Website and app data records:
+---+
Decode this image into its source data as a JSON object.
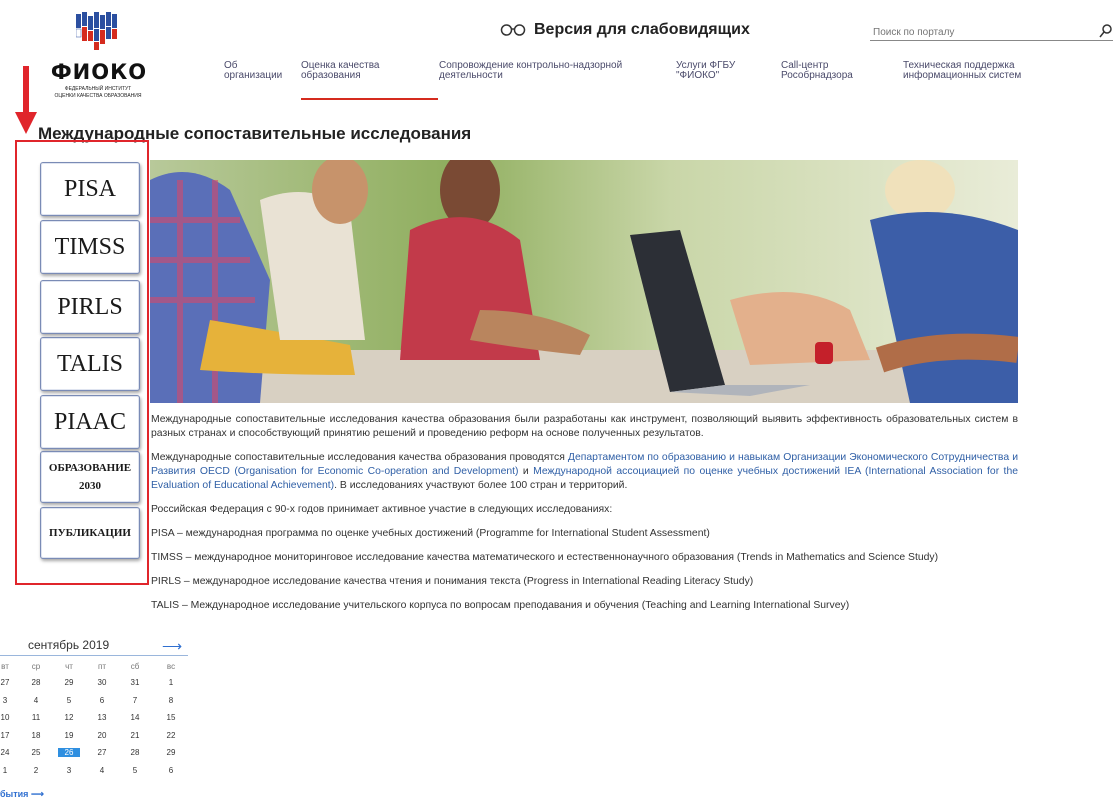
{
  "logo": {
    "name": "ФИОКО",
    "subtitle_line1": "Федеральный институт",
    "subtitle_line2": "оценки качества образования"
  },
  "header": {
    "vision_label": "Версия для слабовидящих",
    "search_placeholder": "Поиск по порталу"
  },
  "nav": [
    {
      "line1": "Об",
      "line2": "организации"
    },
    {
      "line1": "Оценка качества",
      "line2": "образования"
    },
    {
      "line1": "Сопровождение контрольно-надзорной",
      "line2": "деятельности"
    },
    {
      "line1": "Услуги ФГБУ",
      "line2": "\"ФИОКО\""
    },
    {
      "line1": "Call-центр",
      "line2": "Рособрнадзора"
    },
    {
      "line1": "Техническая поддержка",
      "line2": "информационных систем"
    }
  ],
  "page": {
    "title": "Международные сопоставительные исследования"
  },
  "sidebar": {
    "buttons": [
      {
        "label": "PISA"
      },
      {
        "label": "TIMSS"
      },
      {
        "label": "PIRLS"
      },
      {
        "label": "TALIS"
      },
      {
        "label": "PIAAC"
      },
      {
        "line1": "ОБРАЗОВАНИЕ",
        "line2": "2030"
      },
      {
        "label": "ПУБЛИКАЦИИ"
      }
    ]
  },
  "content": {
    "p1": "Международные сопоставительные исследования качества образования были разработаны как инструмент, позволяющий выявить эффективность образовательных систем в разных странах и способствующий принятию решений и проведению реформ на основе полученных результатов.",
    "p2_start": "Международные сопоставительные исследования качества образования проводятся ",
    "p2_link1": "Департаментом по образованию и навыкам Организации Экономического Сотрудничества и Развития OECD (Organisation for Economic Co-operation and Development)",
    "p2_mid": " и ",
    "p2_link2": "Международной ассоциацией по оценке учебных достижений IEA (International Association for the Evaluation of Educational Achievement)",
    "p2_end": ". В исследованиях участвуют более 100 стран и территорий.",
    "p3": "Российская Федерация с 90-х годов принимает активное участие в следующих исследованиях:",
    "list": [
      "PISA – международная программа по оценке учебных достижений (Programme for International Student Assessment)",
      "TIMSS – международное мониторинговое исследование качества математического и естественнонаучного образования (Trends in Mathematics and Science Study)",
      "PIRLS – международное исследование качества чтения и понимания текста (Progress in International Reading Literacy Study)",
      "TALIS – Международное исследование учительского корпуса по вопросам преподавания и обучения (Teaching and Learning International Survey)"
    ]
  },
  "calendar": {
    "month": "сентябрь 2019",
    "next_arrow": "⟶",
    "dow": [
      "вт",
      "ср",
      "чт",
      "пт",
      "сб",
      "вс"
    ],
    "weeks": [
      [
        "27",
        "28",
        "29",
        "30",
        "31",
        "1"
      ],
      [
        "3",
        "4",
        "5",
        "6",
        "7",
        "8"
      ],
      [
        "10",
        "11",
        "12",
        "13",
        "14",
        "15"
      ],
      [
        "17",
        "18",
        "19",
        "20",
        "21",
        "22"
      ],
      [
        "24",
        "25",
        "26",
        "27",
        "28",
        "29"
      ],
      [
        "1",
        "2",
        "3",
        "4",
        "5",
        "6"
      ]
    ],
    "today": "26",
    "events_link": "бытия ⟶"
  },
  "colors": {
    "accent_red": "#d52b1e",
    "link_blue": "#2f5fa6",
    "calendar_blue": "#2f8fe0"
  }
}
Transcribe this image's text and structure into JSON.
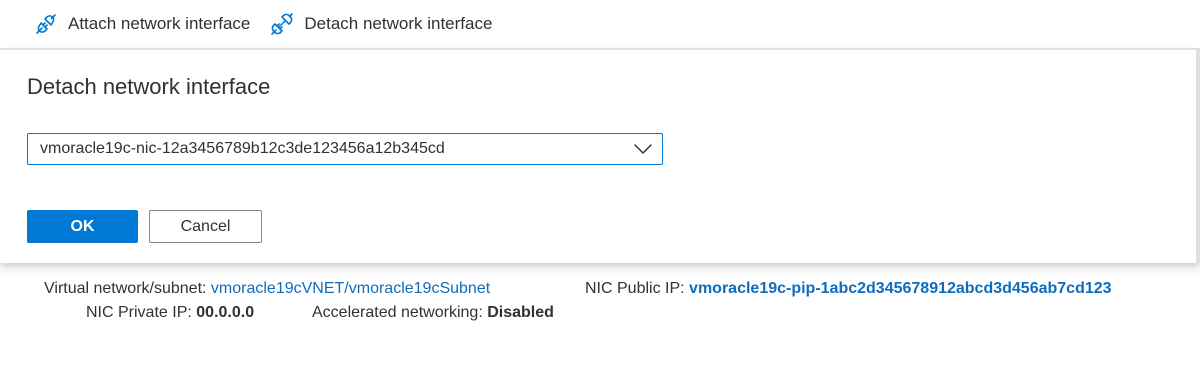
{
  "toolbar": {
    "attach_label": "Attach network interface",
    "detach_label": "Detach network interface"
  },
  "panel": {
    "title": "Detach network interface",
    "dropdown_value": "vmoracle19c-nic-12a3456789b12c3de123456a12b345cd",
    "ok_label": "OK",
    "cancel_label": "Cancel"
  },
  "details": {
    "vnet_label": "Virtual network/subnet:",
    "vnet_value": "vmoracle19cVNET/vmoracle19cSubnet",
    "public_ip_label": "NIC Public IP:",
    "public_ip_value": "vmoracle19c-pip-1abc2d345678912abcd3d456ab7cd123",
    "private_ip_label": "NIC Private IP:",
    "private_ip_value": "00.0.0.0",
    "accel_label": "Accelerated networking:",
    "accel_value": "Disabled"
  },
  "colors": {
    "accent": "#0078d4",
    "link": "#0f6cbd",
    "text": "#323130"
  },
  "icons": {
    "attach": "plug-connect-icon",
    "detach": "plug-disconnect-icon",
    "dropdown": "chevron-down-icon"
  }
}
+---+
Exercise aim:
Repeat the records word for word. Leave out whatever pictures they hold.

Answer for the task:
Decode this image into its source data as a JSON object.
{
  "logo": {
    "name": "ФИОКО",
    "subtitle_line1": "Федеральный институт",
    "subtitle_line2": "оценки качества образования"
  },
  "header": {
    "vision_label": "Версия для слабовидящих",
    "search_placeholder": "Поиск по порталу"
  },
  "nav": [
    {
      "line1": "Об",
      "line2": "организации"
    },
    {
      "line1": "Оценка качества",
      "line2": "образования"
    },
    {
      "line1": "Сопровождение контрольно-надзорной",
      "line2": "деятельности"
    },
    {
      "line1": "Услуги ФГБУ",
      "line2": "\"ФИОКО\""
    },
    {
      "line1": "Call-центр",
      "line2": "Рособрнадзора"
    },
    {
      "line1": "Техническая поддержка",
      "line2": "информационных систем"
    }
  ],
  "page": {
    "title": "Международные сопоставительные исследования"
  },
  "sidebar": {
    "buttons": [
      {
        "label": "PISA"
      },
      {
        "label": "TIMSS"
      },
      {
        "label": "PIRLS"
      },
      {
        "label": "TALIS"
      },
      {
        "label": "PIAAC"
      },
      {
        "line1": "ОБРАЗОВАНИЕ",
        "line2": "2030"
      },
      {
        "label": "ПУБЛИКАЦИИ"
      }
    ]
  },
  "content": {
    "p1": "Международные сопоставительные исследования качества образования были разработаны как инструмент, позволяющий выявить эффективность образовательных систем в разных странах и способствующий принятию решений и проведению реформ на основе полученных результатов.",
    "p2_start": "Международные сопоставительные исследования качества образования проводятся ",
    "p2_link1": "Департаментом по образованию и навыкам Организации Экономического Сотрудничества и Развития OECD (Organisation for Economic Co-operation and Development)",
    "p2_mid": " и ",
    "p2_link2": "Международной ассоциацией по оценке учебных достижений IEA (International Association for the Evaluation of Educational Achievement)",
    "p2_end": ". В исследованиях участвуют более 100 стран и территорий.",
    "p3": "Российская Федерация с 90-х годов принимает активное участие в следующих исследованиях:",
    "list": [
      "PISA – международная программа по оценке учебных достижений (Programme for International Student Assessment)",
      "TIMSS – международное мониторинговое исследование качества математического и естественнонаучного образования (Trends in Mathematics and Science Study)",
      "PIRLS – международное исследование качества чтения и понимания текста (Progress in International Reading Literacy Study)",
      "TALIS – Международное исследование учительского корпуса по вопросам преподавания и обучения (Teaching and Learning International Survey)"
    ]
  },
  "calendar": {
    "month": "сентябрь 2019",
    "next_arrow": "⟶",
    "dow": [
      "вт",
      "ср",
      "чт",
      "пт",
      "сб",
      "вс"
    ],
    "weeks": [
      [
        "27",
        "28",
        "29",
        "30",
        "31",
        "1"
      ],
      [
        "3",
        "4",
        "5",
        "6",
        "7",
        "8"
      ],
      [
        "10",
        "11",
        "12",
        "13",
        "14",
        "15"
      ],
      [
        "17",
        "18",
        "19",
        "20",
        "21",
        "22"
      ],
      [
        "24",
        "25",
        "26",
        "27",
        "28",
        "29"
      ],
      [
        "1",
        "2",
        "3",
        "4",
        "5",
        "6"
      ]
    ],
    "today": "26",
    "events_link": "бытия ⟶"
  },
  "colors": {
    "accent_red": "#d52b1e",
    "link_blue": "#2f5fa6",
    "calendar_blue": "#2f8fe0"
  }
}
Transcribe this image's text and structure into JSON.
{
  "toolbar": {
    "attach_label": "Attach network interface",
    "detach_label": "Detach network interface"
  },
  "panel": {
    "title": "Detach network interface",
    "dropdown_value": "vmoracle19c-nic-12a3456789b12c3de123456a12b345cd",
    "ok_label": "OK",
    "cancel_label": "Cancel"
  },
  "details": {
    "vnet_label": "Virtual network/subnet:",
    "vnet_value": "vmoracle19cVNET/vmoracle19cSubnet",
    "public_ip_label": "NIC Public IP:",
    "public_ip_value": "vmoracle19c-pip-1abc2d345678912abcd3d456ab7cd123",
    "private_ip_label": "NIC Private IP:",
    "private_ip_value": "00.0.0.0",
    "accel_label": "Accelerated networking:",
    "accel_value": "Disabled"
  },
  "colors": {
    "accent": "#0078d4",
    "link": "#0f6cbd",
    "text": "#323130"
  },
  "icons": {
    "attach": "plug-connect-icon",
    "detach": "plug-disconnect-icon",
    "dropdown": "chevron-down-icon"
  }
}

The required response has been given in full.